The unit’s unmatched skating ability and discipline are the foundation on which the Gophers built a run into Thursday’s Frozen Four semifinal against North Dakota in Philadelphia.
The Gophers defense has given up only 78 goals in 39 games, limiting scoring chances for a stellar goaltender and providing a reliable complement to a speedy offense.
“Team defense is probably more of our foundation than an offensive team this year,” Gophers coach Don Lucia said. “I think the strength of the back end for us is the skating ability, their reach of the stick … and being able to get the puck out of our zone in a hurry.
“It has been a group of five. … I think the guys understand and are willing to block some shots when we need to do that. We don’t take a lot of penalties, so we don’t put ourselves in a bad situation as far as discipline on the ice.”
The Gophers are No. 2 in the nation in team defense, giving up an average of two goals per game. Among the other Frozen Four teams, Union is No. 4 (2.05 goals-against average), Boston College No. 8 (2.28) and North Dakota No. 16 (2.44).
The Gophers are near the lowest in the nation in penalties minutes per game at No. 55 (8.8). North Dakota has the most penalties of the teams in Frozen Four field.

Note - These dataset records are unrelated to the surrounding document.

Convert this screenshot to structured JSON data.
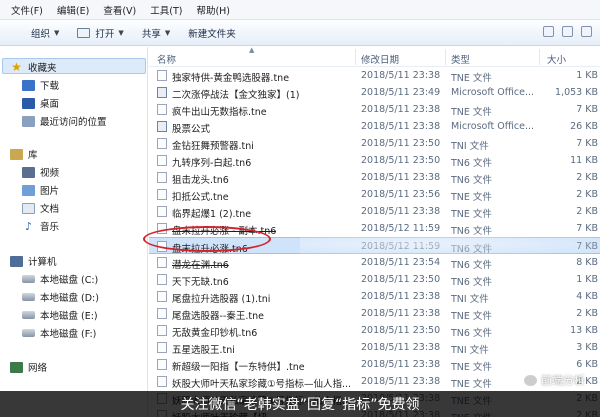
{
  "menubar": {
    "items": [
      "文件(F)",
      "编辑(E)",
      "查看(V)",
      "工具(T)",
      "帮助(H)"
    ]
  },
  "toolbar": {
    "organize": "组织",
    "open": "打开",
    "share": "共享",
    "new_folder": "新建文件夹"
  },
  "columns": {
    "name": "名称",
    "date": "修改日期",
    "type": "类型",
    "size": "大小"
  },
  "navpane": {
    "favorites": "收藏夹",
    "downloads": "下载",
    "desktop": "桌面",
    "recent": "最近访问的位置",
    "libraries": "库",
    "videos": "视频",
    "pictures": "图片",
    "documents": "文档",
    "music": "音乐",
    "computer": "计算机",
    "drive_c": "本地磁盘 (C:)",
    "drive_d": "本地磁盘 (D:)",
    "drive_e": "本地磁盘 (E:)",
    "drive_f": "本地磁盘 (F:)",
    "network": "网络"
  },
  "files": [
    {
      "name": "独家特供-黄金鸭选股器.tne",
      "date": "2018/5/11 23:38",
      "type": "TNE 文件",
      "size": "1 KB",
      "icon": "file-icon"
    },
    {
      "name": "二次涨停战法【金文独家】(1)",
      "date": "2018/5/11 23:49",
      "type": "Microsoft Office...",
      "size": "1,053 KB",
      "icon": "doc-icon"
    },
    {
      "name": "疯牛出山无数指标.tne",
      "date": "2018/5/11 23:38",
      "type": "TNE 文件",
      "size": "7 KB",
      "icon": "file-icon"
    },
    {
      "name": "股票公式",
      "date": "2018/5/11 23:38",
      "type": "Microsoft Office...",
      "size": "26 KB",
      "icon": "doc-icon"
    },
    {
      "name": "金钻狂舞预警器.tni",
      "date": "2018/5/11 23:50",
      "type": "TNI 文件",
      "size": "7 KB",
      "icon": "file-icon"
    },
    {
      "name": "九转序列-白起.tn6",
      "date": "2018/5/11 23:50",
      "type": "TN6 文件",
      "size": "11 KB",
      "icon": "file-icon"
    },
    {
      "name": "狙击龙头.tn6",
      "date": "2018/5/11 23:38",
      "type": "TN6 文件",
      "size": "2 KB",
      "icon": "file-icon"
    },
    {
      "name": "扣抵公式.tne",
      "date": "2018/5/11 23:56",
      "type": "TNE 文件",
      "size": "2 KB",
      "icon": "file-icon"
    },
    {
      "name": "临界起爆1 (2).tne",
      "date": "2018/5/11 23:38",
      "type": "TNE 文件",
      "size": "2 KB",
      "icon": "file-icon"
    },
    {
      "name": "盘末拉升必涨 - 副本.tn6",
      "date": "2018/5/12 11:59",
      "type": "TN6 文件",
      "size": "7 KB",
      "icon": "file-icon",
      "strike": true
    },
    {
      "name": "盘末拉升必涨.tn6",
      "date": "2018/5/12 11:59",
      "type": "TN6 文件",
      "size": "7 KB",
      "icon": "file-icon",
      "selected": true
    },
    {
      "name": "潜龙在渊.tn6",
      "date": "2018/5/11 23:54",
      "type": "TN6 文件",
      "size": "8 KB",
      "icon": "file-icon",
      "strike": true
    },
    {
      "name": "天下无缺.tn6",
      "date": "2018/5/11 23:50",
      "type": "TN6 文件",
      "size": "1 KB",
      "icon": "file-icon"
    },
    {
      "name": "尾盘拉升选股器 (1).tni",
      "date": "2018/5/11 23:38",
      "type": "TNI 文件",
      "size": "4 KB",
      "icon": "file-icon"
    },
    {
      "name": "尾盘选股器--秦王.tne",
      "date": "2018/5/11 23:38",
      "type": "TNE 文件",
      "size": "2 KB",
      "icon": "file-icon"
    },
    {
      "name": "无敌黄金印钞机.tn6",
      "date": "2018/5/11 23:50",
      "type": "TN6 文件",
      "size": "13 KB",
      "icon": "file-icon"
    },
    {
      "name": "五星选股王.tni",
      "date": "2018/5/11 23:38",
      "type": "TNI 文件",
      "size": "3 KB",
      "icon": "file-icon"
    },
    {
      "name": "新超级一阳指【一东特供】.tne",
      "date": "2018/5/11 23:38",
      "type": "TNE 文件",
      "size": "6 KB",
      "icon": "file-icon"
    },
    {
      "name": "妖股大师叶天私家珍藏①号指标—仙人指...",
      "date": "2018/5/11 23:38",
      "type": "TNE 文件",
      "size": "2 KB",
      "icon": "file-icon"
    },
    {
      "name": "妖股大师叶天私家珍藏①号指标—仙人指...",
      "date": "2018/5/11 23:38",
      "type": "TNE 文件",
      "size": "2 KB",
      "icon": "file-icon"
    },
    {
      "name": "妖股大师叶天珍藏【扭...",
      "date": "2018/5/11 23:38",
      "type": "TNE 文件",
      "size": "2 KB",
      "icon": "file-icon"
    }
  ],
  "banner": {
    "text": "关注微信“老韩实盘”回复“指标”免费领"
  },
  "watermark": {
    "text": "前端分析"
  },
  "colors": {
    "annotation_red": "#d0242c",
    "selection_blue": "#cfe3fa"
  }
}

It is No. 18 in the country (12.8).
Lucia alluded regularly to his dependable defense throughout the season. Three goals will translate to a win most nights, he reminded the skaters.

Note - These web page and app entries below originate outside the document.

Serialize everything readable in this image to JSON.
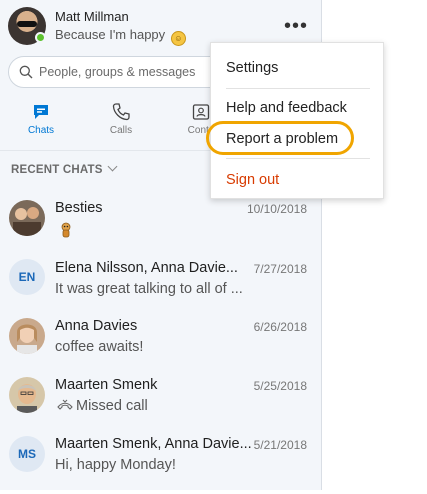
{
  "profile": {
    "name": "Matt Millman",
    "mood": "Because I'm happy",
    "mood_emoji": "☺"
  },
  "header": {
    "more_label": "•••"
  },
  "search": {
    "placeholder": "People, groups & messages"
  },
  "nav": {
    "tabs": [
      {
        "label": "Chats",
        "icon": "chat-icon",
        "active": true
      },
      {
        "label": "Calls",
        "icon": "phone-icon",
        "active": false
      },
      {
        "label": "Conta",
        "icon": "contacts-icon",
        "active": false
      }
    ]
  },
  "recent": {
    "header": "RECENT CHATS",
    "chats": [
      {
        "name": "Besties",
        "preview": "",
        "date": "10/10/2018",
        "avatar": "group-photo"
      },
      {
        "name": "Elena Nilsson, Anna Davie...",
        "preview": "It was great talking to all of ...",
        "date": "7/27/2018",
        "avatar_initials": "EN"
      },
      {
        "name": "Anna Davies",
        "preview": "coffee awaits!",
        "date": "6/26/2018",
        "avatar": "photo"
      },
      {
        "name": "Maarten Smenk",
        "preview": "Missed call",
        "date": "5/25/2018",
        "avatar": "photo",
        "preview_icon": "missed-call-icon"
      },
      {
        "name": "Maarten Smenk, Anna Davie...",
        "preview": "Hi, happy Monday!",
        "date": "5/21/2018",
        "avatar_initials": "MS"
      }
    ]
  },
  "menu": {
    "items": [
      {
        "label": "Settings"
      },
      {
        "label": "Help and feedback"
      },
      {
        "label": "Report a problem",
        "highlighted": true
      },
      {
        "label": "Sign out",
        "color": "#d83b01"
      }
    ]
  },
  "colors": {
    "accent": "#0078d4",
    "presence": "#5cc12e",
    "highlight": "#f0a500",
    "sign_out": "#d83b01"
  }
}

With this in mind, Lucia sought out to strengthen team defense even more and drew inspiration from the Winter Olympics. He pointed out the countless blocked shots Team USA’s defensemen and forwards were willing to endure in their win over Russia. Lucia challenged his players to lay everything on the line the same way.

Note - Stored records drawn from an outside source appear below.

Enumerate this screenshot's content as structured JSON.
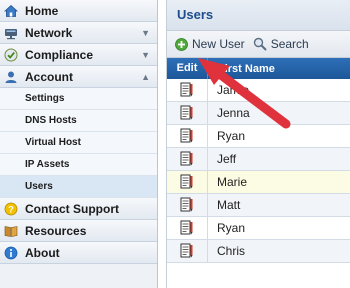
{
  "sidebar": {
    "home": "Home",
    "network": "Network",
    "compliance": "Compliance",
    "account": "Account",
    "account_items": [
      "Settings",
      "DNS Hosts",
      "Virtual Host",
      "IP Assets",
      "Users"
    ],
    "contact_support": "Contact Support",
    "resources": "Resources",
    "about": "About"
  },
  "main": {
    "title": "Users",
    "toolbar": {
      "new_user": "New User",
      "search": "Search"
    },
    "table": {
      "col_edit": "Edit",
      "col_name": "First Name",
      "rows": [
        "Jamie",
        "Jenna",
        "Ryan",
        "Jeff",
        "Marie",
        "Matt",
        "Ryan",
        "Chris"
      ]
    }
  },
  "colors": {
    "header_blue": "#1d5799",
    "title_blue": "#1e4e8c",
    "arrow_red": "#e0323c"
  }
}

Since that call to action the Gophers have allowed more than two goals in a game just three times. They gave up three or more goals seven times in the first four months of the season.
“I think we have a great emphasis on defense first,” senior defenseman Justin Holl said. “I also think as a defensive core we pride ourselves on being able to chip in offensively, but those offensive chances are created in the D-zone by shutting it down quickly and transitioning the puck.”
Without size and overt physicality, the Gophers defensemen rely on their ability to skate, move the puck and avoid forechecks. Sophomore defenseman Brady Skjei said most of the blue-liners can fly, and senior defenseman Jake Parenteau said this creates a trust among the group.
Seniors Parenteau and Holl have taken on a role of support for their defensive partners and standout sophomores Mike Reilly and Skjei. Junior defenseman Ben Marshall has stepped into a role of playing right and left defense with the Gophers freshmen defensemen, Michael Brodzinski and Jake Bischoff.
The unselfish group effort allows each of the seven defensemen to excel at what he does best, associate head coach Mike Guentzel said.
The most obvious success has come from the expedited development of Reilly and Skjei. Reilly has become one of the Gophers’ top scorers from the blue line with 32 points (nine goals, 23 assists). Skjei’s big frame and quality skating limits the impact of bigger opponents.
“I think we want to be a great puck possession team, but we’ve got to be able to defend,” Reilly said. “We can trust [goaltender Adam Wilcox] to make a big save, but we’ve got to limit those quality chances and if we do that we’re going to be letting in one or two a night, and that’s our goal and that’s what Wilcox wants as well.”
It’s easy to figure out where the drive for better defense begins. Each defensemen and even the forwards find ways to mention defensive coach Guentzel when the subject is their success. Guentzel is in his third season back with the Gophers and already has two Frozen Four appearances and three conference championships to add to his résumé.
The former Gophers defenseman helped re-prioritize the importance of defense in the program through a hard-nosed approach. He expects the best out of his players, and if they won’t give it, he’ll find a way to pull it out.
The players like it that way, especially after three years of results.
“We put an emphasis and premium on having skating defensemen that can defend and that can get the puck out of our end. … This year’s group fits well together,” Guentzel said. “I have a belief in the way we should play, and they understand my expectations and get after it. I’m critical, I’m analytical, I’m a lot of different things to these kids, but they understand my expectation level and I hold them accountable and they hold me accountable.”